Ketamine hydrochloride, or “Special K,” is a powerful hallucinogen widely used as an animal tranquilizer by veterinarians. Users sometimes call the high caused by Special K, “K hole,” and describe profound hallucinations that include visual distortions and a lost sense of time, sense, and identity. The high can last from a half-hour to 2 hours. The Drug Enforcement Administration reports that overt effects can last an hour but the drug can still affect the body for up to 24 hours.
Use of Special K can result in profound physical and mental problems including delirium, amnesia, impaired motor function and potentially fatal respiratory problems.
Special K is a powder.
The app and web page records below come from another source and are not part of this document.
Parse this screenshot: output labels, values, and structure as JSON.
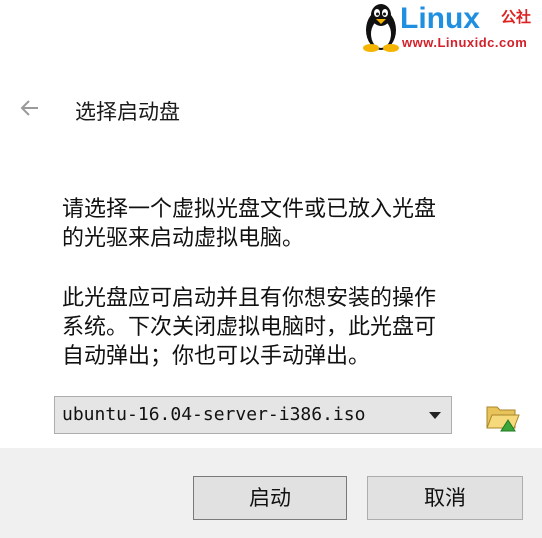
{
  "watermark": {
    "title": "Linux",
    "suffix": "公社",
    "url": "www.Linuxidc.com"
  },
  "header": {
    "back_icon": "back-arrow-icon",
    "title": "选择启动盘"
  },
  "body": {
    "paragraph1_lines": [
      "请选择一个虚拟光盘文件或已放入光盘",
      "的光驱来启动虚拟电脑。"
    ],
    "paragraph2_lines": [
      "此光盘应可启动并且有你想安装的操作",
      "系统。下次关闭虚拟电脑时，此光盘可",
      "自动弹出；你也可以手动弹出。"
    ]
  },
  "iso_select": {
    "value": "ubuntu-16.04-server-i386.iso",
    "icon": "chevron-down-icon"
  },
  "folder_button": {
    "icon": "folder-open-icon"
  },
  "buttons": {
    "start_label": "启动",
    "cancel_label": "取消"
  }
}
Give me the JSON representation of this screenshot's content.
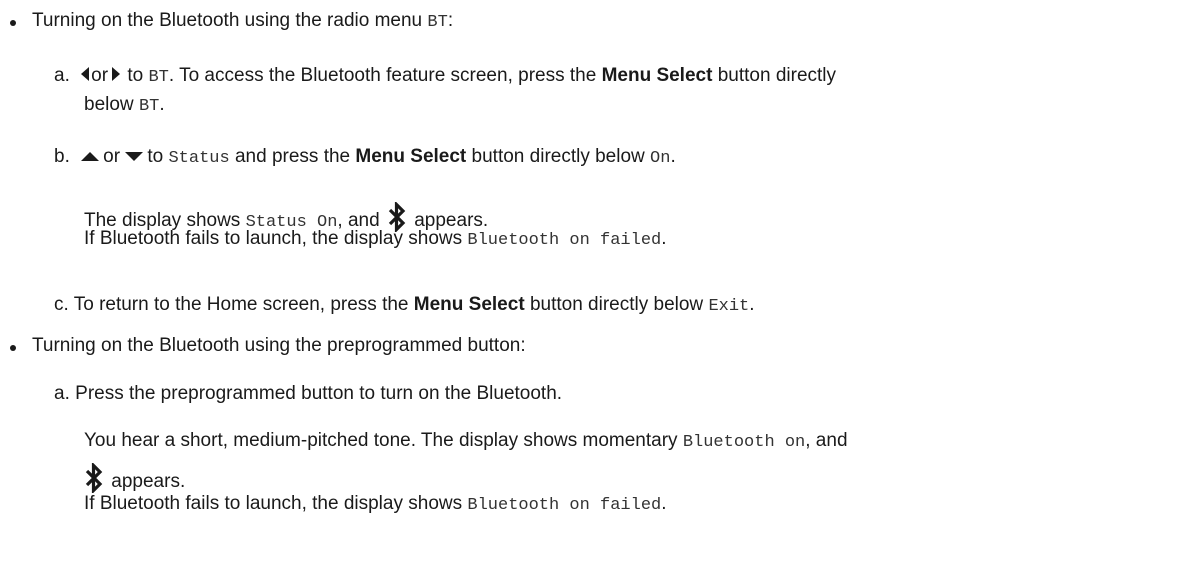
{
  "section1": {
    "heading": "Turning on the Bluetooth using the radio menu",
    "heading_code": "BT",
    "heading_end": ":",
    "step_a": {
      "marker": "a.",
      "or": "or",
      "to": "to",
      "code1": "BT",
      "text1": ". To access the Bluetooth feature screen, press the",
      "bold": "Menu Select",
      "text2": "button directly",
      "text3": "below",
      "code2": "BT",
      "end": "."
    },
    "step_b": {
      "marker": "b.",
      "or": "or",
      "to": "to",
      "code1": "Status",
      "text1": "and press the",
      "bold": "Menu Select",
      "text2": "button directly below",
      "code2": "On",
      "end": ".",
      "display_text": "The display shows",
      "display_code": "Status On",
      "display_and": ", and",
      "appears": "appears.",
      "fail_text": "If Bluetooth fails to launch, the display shows",
      "fail_code": "Bluetooth on failed",
      "fail_end": "."
    },
    "step_c": {
      "marker": "c.",
      "text1": "To return to the Home screen, press the",
      "bold": "Menu Select",
      "text2": "button directly below",
      "code": "Exit",
      "end": "."
    }
  },
  "section2": {
    "heading": "Turning on the Bluetooth using the preprogrammed button:",
    "step_a": {
      "marker": "a.",
      "text": "Press the preprogrammed button to turn on the Bluetooth.",
      "tone_text": "You hear a short, medium-pitched tone. The display shows momentary",
      "tone_code": "Bluetooth on",
      "tone_and": ", and",
      "appears": "appears.",
      "fail_text": "If Bluetooth fails to launch, the display shows",
      "fail_code": "Bluetooth on failed",
      "fail_end": "."
    }
  },
  "icons": {
    "bullet": "bullet-dot",
    "left": "left-arrow-icon",
    "right": "right-arrow-icon",
    "up": "up-arrow-icon",
    "down": "down-arrow-icon",
    "bluetooth": "bluetooth-icon"
  }
}
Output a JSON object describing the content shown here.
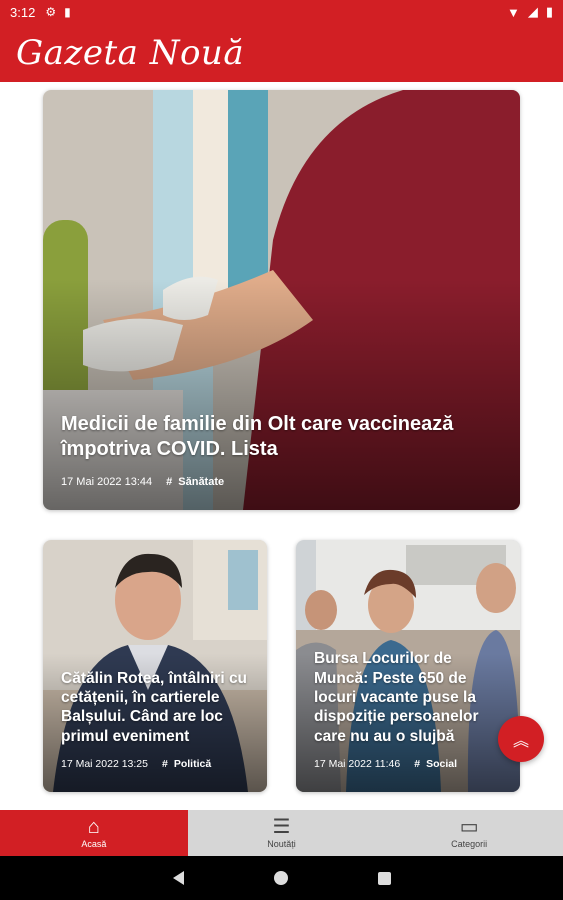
{
  "status_bar": {
    "time": "3:12"
  },
  "app": {
    "logo_text": "Gazeta Nouă",
    "brand_color": "#d21f24"
  },
  "articles": [
    {
      "title": "Medicii de familie din Olt care vaccinează împotriva COVID. Lista",
      "date": "17 Mai 2022 13:44",
      "category": "Sănătate"
    },
    {
      "title": "Cătălin Rotea, întâlniri cu cetățenii, în cartierele Balșului. Când are loc primul eveniment",
      "date": "17 Mai 2022 13:25",
      "category": "Politică"
    },
    {
      "title": "Bursa Locurilor de Muncă: Peste 650 de locuri vacante puse la dispoziție persoanelor care nu au o slujbă",
      "date": "17 Mai 2022 11:46",
      "category": "Social"
    }
  ],
  "nav": [
    {
      "label": "Acasă",
      "icon": "home-icon"
    },
    {
      "label": "Noutăți",
      "icon": "list-icon"
    },
    {
      "label": "Categorii",
      "icon": "folder-icon"
    }
  ]
}
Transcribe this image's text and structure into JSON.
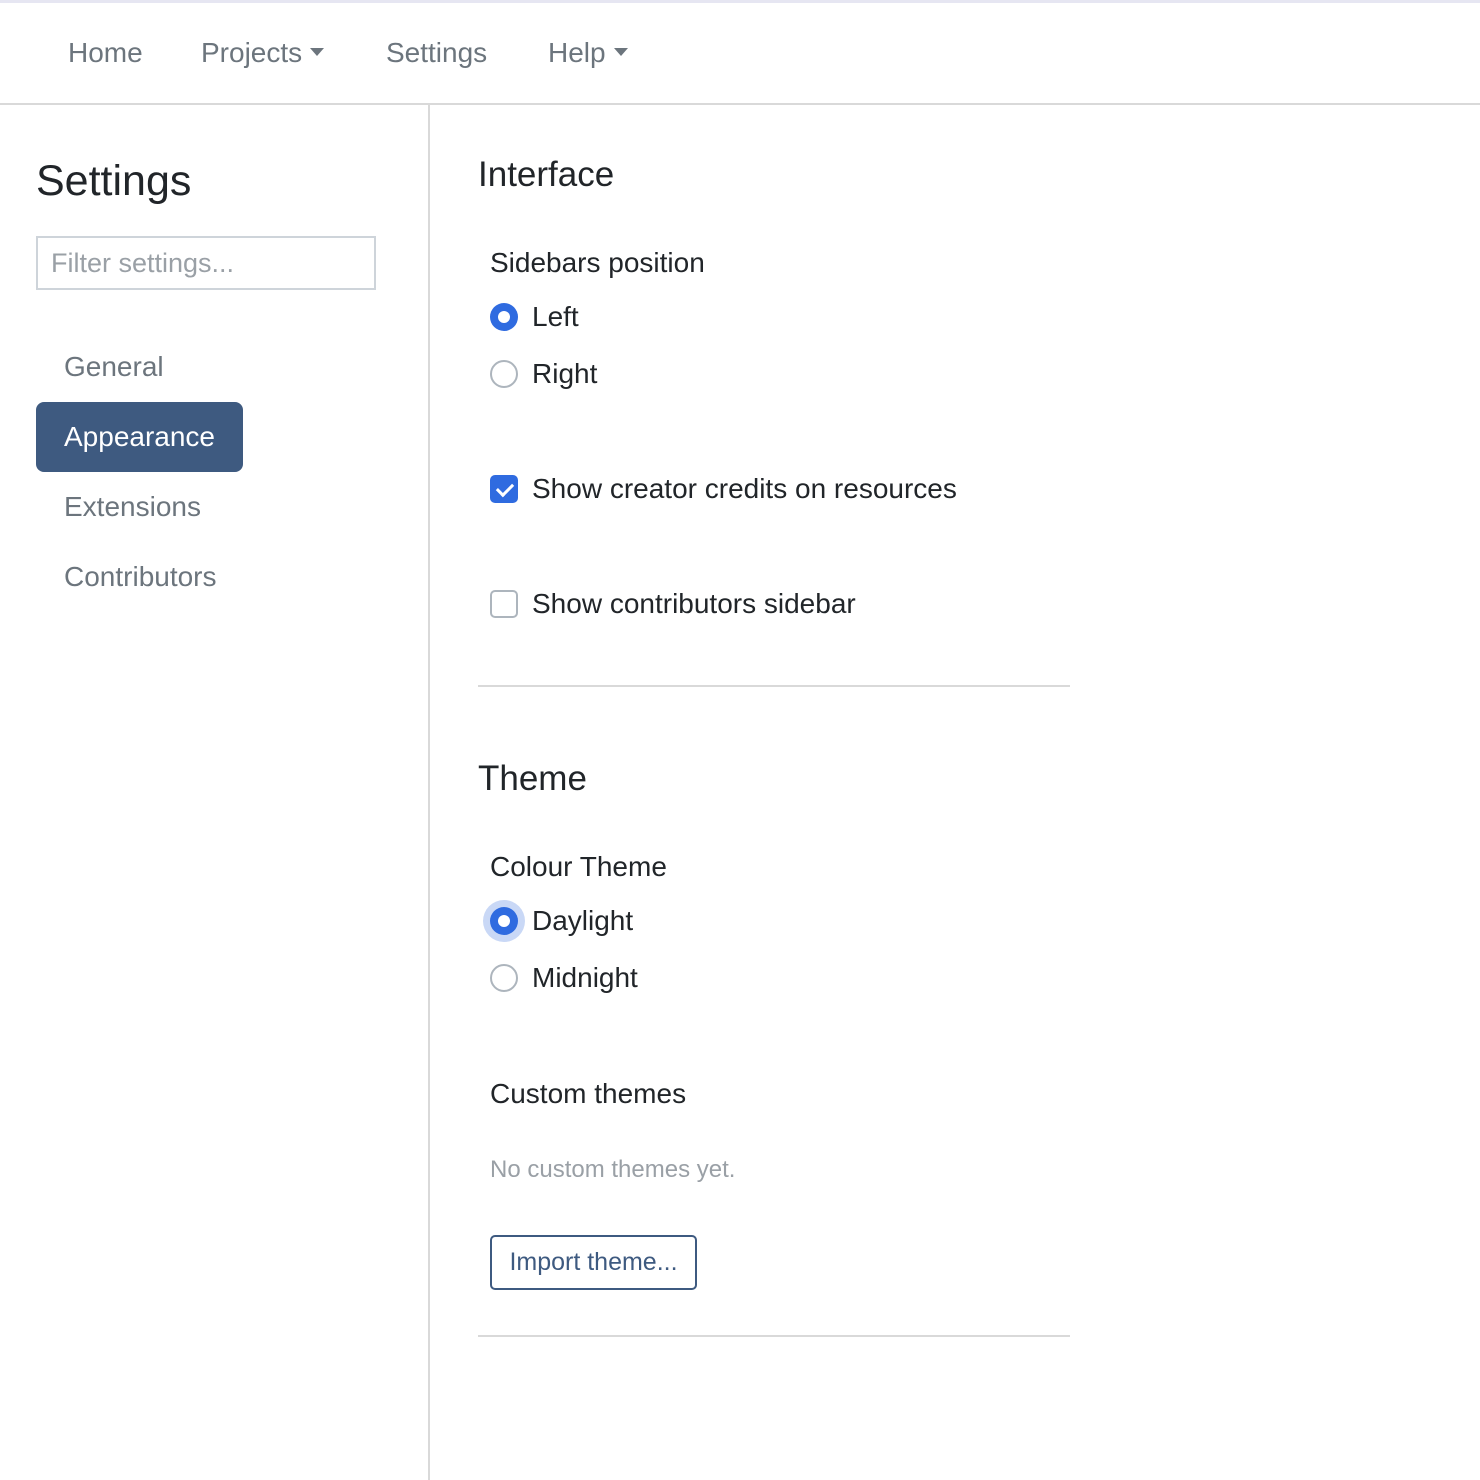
{
  "navbar": {
    "items": [
      {
        "label": "Home",
        "has_dropdown": false
      },
      {
        "label": "Projects",
        "has_dropdown": true
      },
      {
        "label": "Settings",
        "has_dropdown": false
      },
      {
        "label": "Help",
        "has_dropdown": true
      }
    ]
  },
  "sidebar": {
    "title": "Settings",
    "filter_placeholder": "Filter settings...",
    "items": [
      {
        "label": "General",
        "active": false
      },
      {
        "label": "Appearance",
        "active": true
      },
      {
        "label": "Extensions",
        "active": false
      },
      {
        "label": "Contributors",
        "active": false
      }
    ]
  },
  "interface": {
    "title": "Interface",
    "sidebars_position": {
      "label": "Sidebars position",
      "options": [
        {
          "label": "Left",
          "checked": true
        },
        {
          "label": "Right",
          "checked": false
        }
      ]
    },
    "show_creator_credits": {
      "label": "Show creator credits on resources",
      "checked": true
    },
    "show_contributors_sidebar": {
      "label": "Show contributors sidebar",
      "checked": false
    }
  },
  "theme": {
    "title": "Theme",
    "colour_theme": {
      "label": "Colour Theme",
      "options": [
        {
          "label": "Daylight",
          "checked": true,
          "focused": true
        },
        {
          "label": "Midnight",
          "checked": false
        }
      ]
    },
    "custom_themes": {
      "label": "Custom themes",
      "empty_text": "No custom themes yet.",
      "import_label": "Import theme..."
    }
  },
  "colors": {
    "accent": "#2f6be0",
    "active_nav": "#3e5a80",
    "muted_text": "#6c757d"
  }
}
The drug is usually snorted, but is sometimes sprinkled on tobacco or marijuana and smoked. Special K is frequently used in combination with other drugs, such as ecstasy, heroin or cocaine.
Liquid Ketamine was developed in the early 1960s as an anesthetic for surgeries, and was used on the battlefields of Vietnam as an anesthetic. Powdered Ketamine emerged as a recreational drug in the 1970s, and was known as “Vitamin K” in the 1980s. It resurfaced in the 1990s rave scene as “Special K.”
Information provided by the National Institute on Drug Abuse.